research links: blogging and citizen journalism

I keep getting wheeled out in front of various audiences to talk about blogging so I figured it was about time I did a bit of digging around to see what academics are saying about it. Here are the gems I found on the excellent Journal of Computer Mediated Communication site:

Rzeczpospolita blogów [Republic of Blog]: Examining Polish bloggers through content analysis, by Kaye D. Trammell, Alek Tarkowski, Justyna Hofmokl, and Amanda M. Sapp

Abstract: While researchers are increasingly interested in understanding the social context of weblogs, or blogs, most existing studies rely on analysis of English-language content. This study is a quantitative content analysis of Polish blogs (N=358) aimed at understanding the content elements and user-initiated features, such as hyperlinks, of blogs under the theoretical framework of uses and gratifications. Results indicate that self-expression is the primary motivation for blog posts. Furthermore, Polish bloggers appear to be driven more by self-expression than by social interaction motivations. Additional findings explored the relationship among motivations, gender, and topics discussed in blogs.

Organizational Blogs and the Human Voice: Relational Strategies and Relational Outcome, by Tom Kelleher & Barbara M. Miller

Abstract: This study develops and tests operational definitions of relational maintenance strategies appropriate to online public relations. An experiment was designed to test the new measures and to test hypotheses evaluating potential advantages of organizational blogs over traditional Web sites. Participants assigned to the blog condition perceived an organization’s “conversational human voice” to be greater than participants who were assigned to read traditional Web pages. Moreover, perceived relational strategies (conversational human voice, communicated relational commitment) were found to correlate significantly with relational outcomes (trust, satisfaction, control mutuality, commitment).

Bloggers’ Expectations of Privacy and Accountability: An Initial Survey, by Fernanda B. Viégas
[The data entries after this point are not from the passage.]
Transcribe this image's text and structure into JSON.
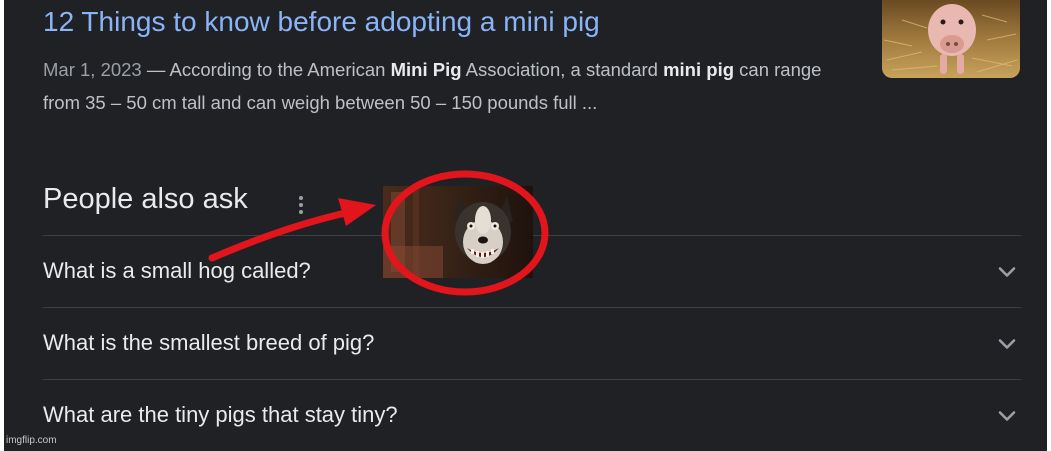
{
  "result": {
    "title": "12 Things to know before adopting a mini pig",
    "date": "Mar 1, 2023",
    "dash": " — ",
    "snippet_part1": "According to the American ",
    "snippet_bold1": "Mini Pig",
    "snippet_part2": " Association, a standard ",
    "snippet_bold2": "mini pig",
    "snippet_part3": " can range from 35 – 50 cm tall and can weigh between 50 – 150 pounds full ...",
    "thumbnail_icon": "pig-photo"
  },
  "people_also_ask": {
    "heading": "People also ask",
    "menu_icon": "more-vert-icon",
    "questions": [
      {
        "text": "What is a small hog called?"
      },
      {
        "text": "What is the smallest breed of pig?"
      },
      {
        "text": "What are the tiny pigs that stay tiny?"
      }
    ],
    "chevron_icon": "chevron-down-icon"
  },
  "overlay": {
    "image": "creepy-smiling-dog-photo",
    "annotation": "red-arrow-and-circle",
    "color": "#e3151c"
  },
  "watermark": "imgflip.com",
  "colors": {
    "background": "#202124",
    "link": "#8ab4f8",
    "text": "#e8eaed",
    "muted": "#bdc1c6"
  }
}
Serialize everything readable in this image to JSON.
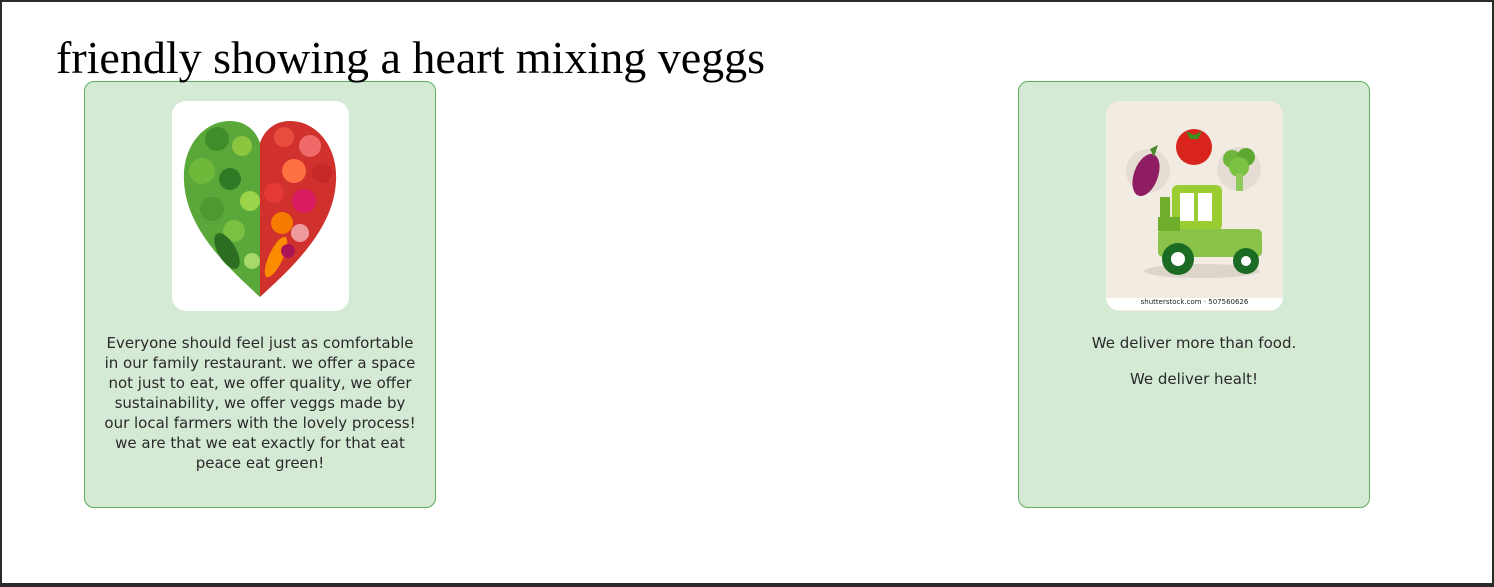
{
  "page": {
    "title": "friendly showing a heart mixing veggs"
  },
  "cards": [
    {
      "image_icon": "vegetable-heart-image",
      "text": "Everyone should feel just as comfortable in our family restaurant. we offer a space not just to eat, we offer quality, we offer sustainability, we offer veggs made by our local farmers with the lovely process! we are that we eat exactly for that eat peace eat green!"
    },
    {
      "image_icon": "vegetable-tractor-image",
      "image_watermark": "shutterstock.com · 507560626",
      "line1": "We deliver more than food.",
      "line2": "We deliver healt!"
    }
  ],
  "colors": {
    "card_background": "#d5ead5",
    "card_border": "#5fae5f"
  }
}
Abstract: This article presents an initial snapshot, based on an online survey of weblog authors, of bloggers’ subjective sense of privacy and of their perception of liability. When confronted with questions of defamation and legal liability, respondents in the survey expressed contradictions between their actions and their knowledge of how the technology works.

The Journalist Behind the Curtain: Participatory Functions on the Internet and their Impact on Perceptions of the Work of Journalism, by Wilson Lowrey & William Anderson

Abstract: Through a framework from the sociology of occupations, this study examines the consequences of increasing audience participation in journalism processes. The findings of a survey suggest that news audiences have continued to broaden their perceptions of what constitutes news.

The Media Downing of Pierre Salinger: Journalistic Mistrust of the Internet as a News Source, by Thomas E. Ruggiero & Samuel P. Winch

Abstract: Through analysis of historical listserv dialogue and traditional media dissection of a watershed debate—that a missile caused the TWA 800 crash on July 17, 1996—this study seeks to shed light on an early example of journalistic wariness and mistrust of the Internet as a news source. Specifically, we analyze the rhetoric of the late Pierre Salinger’s connections to the historic incident, and the credibility of the Internet as a news source, as debated by professional journalists on the Internet and in mainstream media forums. A rhetorical analysis of how this debate was framed suggests that negative journalistic perceptions of the Internet’s news credibility were already solidifying by the mid-1990s, and have continued to do so since that time.

Gender, Identity, and Language Use in Teenage Blogs, by David Huffaker & Sandra Calvert

Abstract: Boys and girls presented themselves similarly overall in their public weblogs; however, males more than females used emoticons, employed an active and resolute style of language, and were more likely to present themselves as gay.